Somebody just asked Why did Jemima Goldsmith divorce Irman Khan?, which at least 4 closers feel is too low a question for Politics.SE -- their rationale is probably quite idealistic or academic. (Please note: I've zero interest in Irman Khan's divorce.)
Yet in this world scandals and improprieties involving politicians as often as not have real political impact:
- Voters are deeply interested in scandals of the famous, (whether rightly or unfairly), and their votes are demonstrably influenced by news of a scandal.
- Scandals can lose elections.
- Scandals cause resignations.
- Scandals can affect the stock market.
- Scandals can devour governmental processing hours, not unlike a Denial-of-service attack.
- Suppressing scandals often causes politicians to tell big lies, hire fixers, distribute bribes, beef up security, and God knows what else.
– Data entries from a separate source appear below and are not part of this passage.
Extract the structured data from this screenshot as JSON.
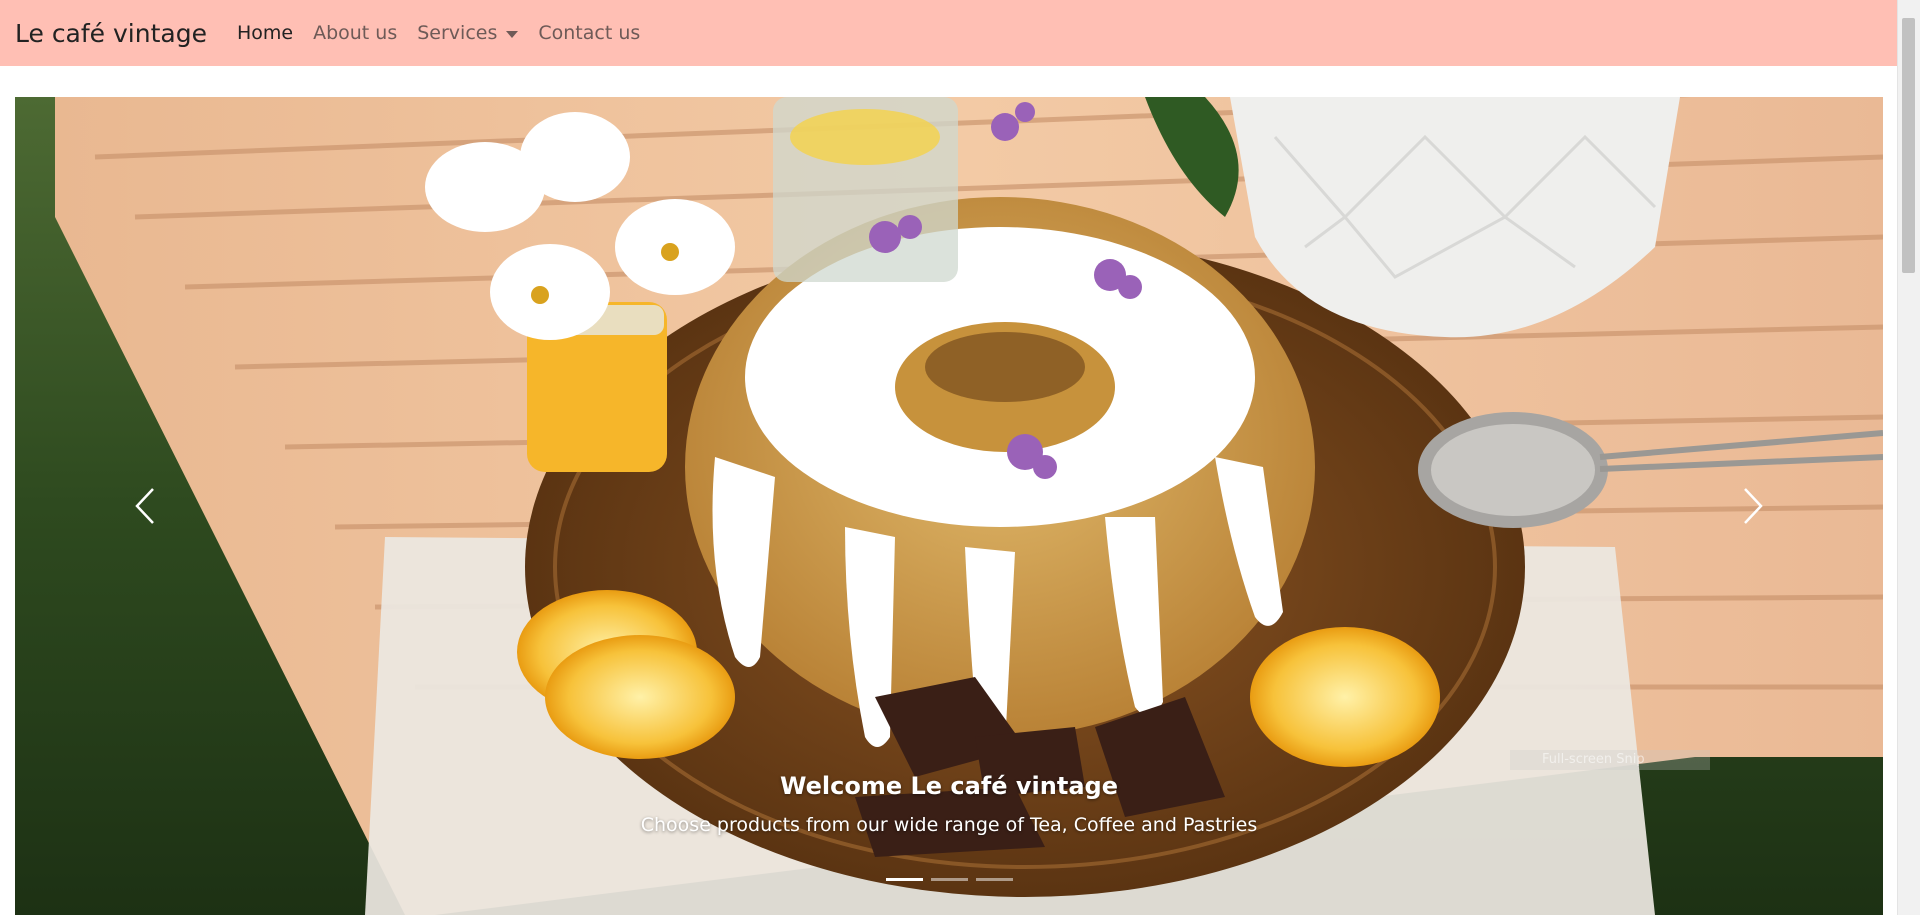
{
  "navbar": {
    "brand": "Le café vintage",
    "links": [
      {
        "label": "Home",
        "active": true
      },
      {
        "label": "About us",
        "active": false
      },
      {
        "label": "Services",
        "active": false,
        "dropdown": true
      },
      {
        "label": "Contact us",
        "active": false
      }
    ],
    "background": "#ffbfb4"
  },
  "carousel": {
    "caption_title": "Welcome Le café vintage",
    "caption_text": "Choose products from our wide range of Tea, Coffee and Pastries",
    "indicators": [
      true,
      false,
      false
    ],
    "prev_icon": "chevron-left-icon",
    "next_icon": "chevron-right-icon",
    "overlay_text": "Full-screen Snip"
  }
}
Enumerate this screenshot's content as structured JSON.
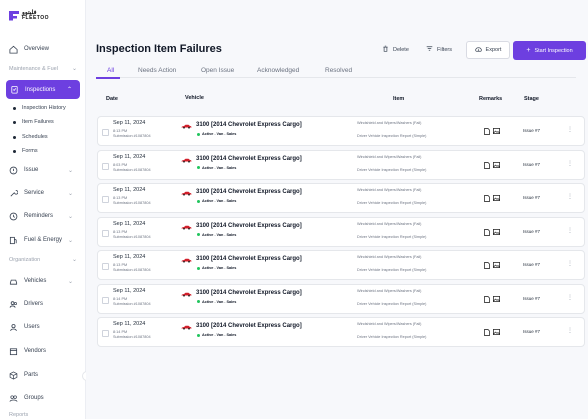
{
  "brand": {
    "arabic": "فليتوو",
    "english": "FLEETOO"
  },
  "sidebar": {
    "overview": "Overview",
    "section_maintenance": "Maintenance & Fuel",
    "inspections": "Inspections",
    "sub_items": [
      "Inspection History",
      "Item Failures",
      "Schedules",
      "Forms"
    ],
    "issue": "Issue",
    "service": "Service",
    "reminders": "Reminders",
    "fuel_energy": "Fuel & Energy",
    "section_org": "Organization",
    "vehicles": "Vehicles",
    "drivers": "Drivers",
    "users": "Users",
    "vendors": "Vendors",
    "parts": "Parts",
    "groups": "Groups",
    "section_bottom": "Reports",
    "collapse": "‹"
  },
  "header": {
    "title": "Inspection Item Failures",
    "delete": "Delete",
    "filters": "Filters",
    "export": "Export",
    "start": "Start Inspection"
  },
  "tabs": [
    "All",
    "Needs Action",
    "Open Issue",
    "Acknowledged",
    "Resolved"
  ],
  "table": {
    "columns": {
      "date": "Date",
      "vehicle": "Vehicle",
      "item": "Item",
      "remarks": "Remarks",
      "stage": "Stage"
    },
    "rows": [
      {
        "date": "Sep 11, 2024",
        "time": "8:13 PM",
        "submission": "Submission #1087804",
        "vehicle": "3100 [2014 Chevrolet Express Cargo]",
        "status": "Active . Van . Sales",
        "item1": "Windshield and Wipers/Washers (Fail)",
        "item2": "Driver Vehicle Inspection Report (Simple)",
        "stage": "Issue #7"
      },
      {
        "date": "Sep 11, 2024",
        "time": "8:03 PM",
        "submission": "Submission #1087804",
        "vehicle": "3100 [2014 Chevrolet Express Cargo]",
        "status": "Active . Van . Sales",
        "item1": "Windshield and Wipers/Washers (Fail)",
        "item2": "Driver Vehicle Inspection Report (Simple)",
        "stage": "Issue #7"
      },
      {
        "date": "Sep 11, 2024",
        "time": "8:13 PM",
        "submission": "Submission #1087804",
        "vehicle": "3100 [2014 Chevrolet Express Cargo]",
        "status": "Active . Van . Sales",
        "item1": "Windshield and Wipers/Washers (Fail)",
        "item2": "Driver Vehicle Inspection Report (Simple)",
        "stage": "Issue #7"
      },
      {
        "date": "Sep 11, 2024",
        "time": "8:13 PM",
        "submission": "Submission #1087804",
        "vehicle": "3100 [2014 Chevrolet Express Cargo]",
        "status": "Active . Van . Sales",
        "item1": "Windshield and Wipers/Washers (Fail)",
        "item2": "Driver Vehicle Inspection Report (Simple)",
        "stage": "Issue #7"
      },
      {
        "date": "Sep 11, 2024",
        "time": "8:13 PM",
        "submission": "Submission #1087804",
        "vehicle": "3100 [2014 Chevrolet Express Cargo]",
        "status": "Active . Van . Sales",
        "item1": "Windshield and Wipers/Washers (Fail)",
        "item2": "Driver Vehicle Inspection Report (Simple)",
        "stage": "Issue #7"
      },
      {
        "date": "Sep 11, 2024",
        "time": "8:14 PM",
        "submission": "Submission #1087804",
        "vehicle": "3100 [2014 Chevrolet Express Cargo]",
        "status": "Active . Van . Sales",
        "item1": "Windshield and Wipers/Washers (Fail)",
        "item2": "Driver Vehicle Inspection Report (Simple)",
        "stage": "Issue #7"
      },
      {
        "date": "Sep 11, 2024",
        "time": "8:14 PM",
        "submission": "Submission #1087804",
        "vehicle": "3100 [2014 Chevrolet Express Cargo]",
        "status": "Active . Van . Sales",
        "item1": "Windshield and Wipers/Washers (Fail)",
        "item2": "Driver Vehicle Inspection Report (Simple)",
        "stage": "Issue #7"
      }
    ]
  },
  "colors": {
    "accent": "#6d3fe0",
    "car": "#d11f2a",
    "active": "#22c55e"
  }
}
Scandals can be weaponized:
- used as blackmail that influences the entirety of some political careers. A politician with a secret can become their blackmailer's drone.
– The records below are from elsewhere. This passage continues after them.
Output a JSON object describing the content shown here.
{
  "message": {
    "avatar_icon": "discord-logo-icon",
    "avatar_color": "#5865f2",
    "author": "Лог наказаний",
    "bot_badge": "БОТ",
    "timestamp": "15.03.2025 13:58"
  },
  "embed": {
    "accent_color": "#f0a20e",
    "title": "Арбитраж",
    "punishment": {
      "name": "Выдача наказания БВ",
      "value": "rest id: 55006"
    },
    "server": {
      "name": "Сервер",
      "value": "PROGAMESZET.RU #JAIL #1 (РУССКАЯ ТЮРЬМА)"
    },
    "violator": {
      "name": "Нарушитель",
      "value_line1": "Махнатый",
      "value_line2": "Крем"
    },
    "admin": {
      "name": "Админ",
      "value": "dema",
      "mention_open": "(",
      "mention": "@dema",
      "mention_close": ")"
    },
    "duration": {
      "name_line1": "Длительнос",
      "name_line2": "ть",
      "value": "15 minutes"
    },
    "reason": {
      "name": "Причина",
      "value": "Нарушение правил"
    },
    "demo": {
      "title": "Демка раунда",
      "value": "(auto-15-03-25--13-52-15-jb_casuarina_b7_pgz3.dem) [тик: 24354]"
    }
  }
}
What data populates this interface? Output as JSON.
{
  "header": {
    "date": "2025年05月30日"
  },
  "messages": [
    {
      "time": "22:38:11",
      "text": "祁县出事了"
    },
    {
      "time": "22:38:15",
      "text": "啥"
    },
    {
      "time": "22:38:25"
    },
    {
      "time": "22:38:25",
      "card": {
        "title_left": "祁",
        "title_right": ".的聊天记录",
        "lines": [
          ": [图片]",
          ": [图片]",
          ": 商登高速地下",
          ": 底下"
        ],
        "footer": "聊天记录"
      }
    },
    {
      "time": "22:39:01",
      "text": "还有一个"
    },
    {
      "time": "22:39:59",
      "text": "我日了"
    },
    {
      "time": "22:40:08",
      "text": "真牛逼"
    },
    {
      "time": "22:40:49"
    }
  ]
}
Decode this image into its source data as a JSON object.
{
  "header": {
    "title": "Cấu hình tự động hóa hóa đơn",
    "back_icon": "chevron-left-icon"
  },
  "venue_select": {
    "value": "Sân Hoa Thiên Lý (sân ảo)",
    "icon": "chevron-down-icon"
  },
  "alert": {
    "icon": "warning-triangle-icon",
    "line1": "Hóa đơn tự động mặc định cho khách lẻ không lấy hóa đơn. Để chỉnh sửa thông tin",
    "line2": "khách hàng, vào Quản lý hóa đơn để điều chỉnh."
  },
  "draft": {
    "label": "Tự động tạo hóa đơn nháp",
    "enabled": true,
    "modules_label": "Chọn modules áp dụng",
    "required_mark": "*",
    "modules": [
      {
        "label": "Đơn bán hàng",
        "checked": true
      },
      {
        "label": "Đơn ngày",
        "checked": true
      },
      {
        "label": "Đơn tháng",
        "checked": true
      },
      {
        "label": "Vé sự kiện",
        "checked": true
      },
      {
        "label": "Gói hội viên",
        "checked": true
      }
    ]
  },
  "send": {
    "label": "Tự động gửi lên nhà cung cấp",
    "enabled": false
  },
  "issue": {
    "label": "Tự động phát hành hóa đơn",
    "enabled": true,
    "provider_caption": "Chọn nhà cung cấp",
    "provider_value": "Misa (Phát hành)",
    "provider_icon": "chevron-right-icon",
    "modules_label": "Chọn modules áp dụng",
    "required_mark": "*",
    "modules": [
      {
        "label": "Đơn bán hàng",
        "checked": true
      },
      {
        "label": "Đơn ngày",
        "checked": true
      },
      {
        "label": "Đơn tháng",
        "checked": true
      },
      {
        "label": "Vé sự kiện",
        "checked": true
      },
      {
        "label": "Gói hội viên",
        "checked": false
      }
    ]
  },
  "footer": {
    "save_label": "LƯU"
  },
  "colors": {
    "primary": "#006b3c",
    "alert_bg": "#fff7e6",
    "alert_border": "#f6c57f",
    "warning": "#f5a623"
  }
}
- a witch-hunter can accrue power by rooting out scandals.
- a simple personal scandal often makes an excellent distraction from some more complex policy-based bit of mischief.
- and vice-versa, some large public effort, (like a war perhaps), can be used as a distraction from some troublesome personal scandal.
Gossip and scandal are not to every person's taste, but is it wise to categorically bury them?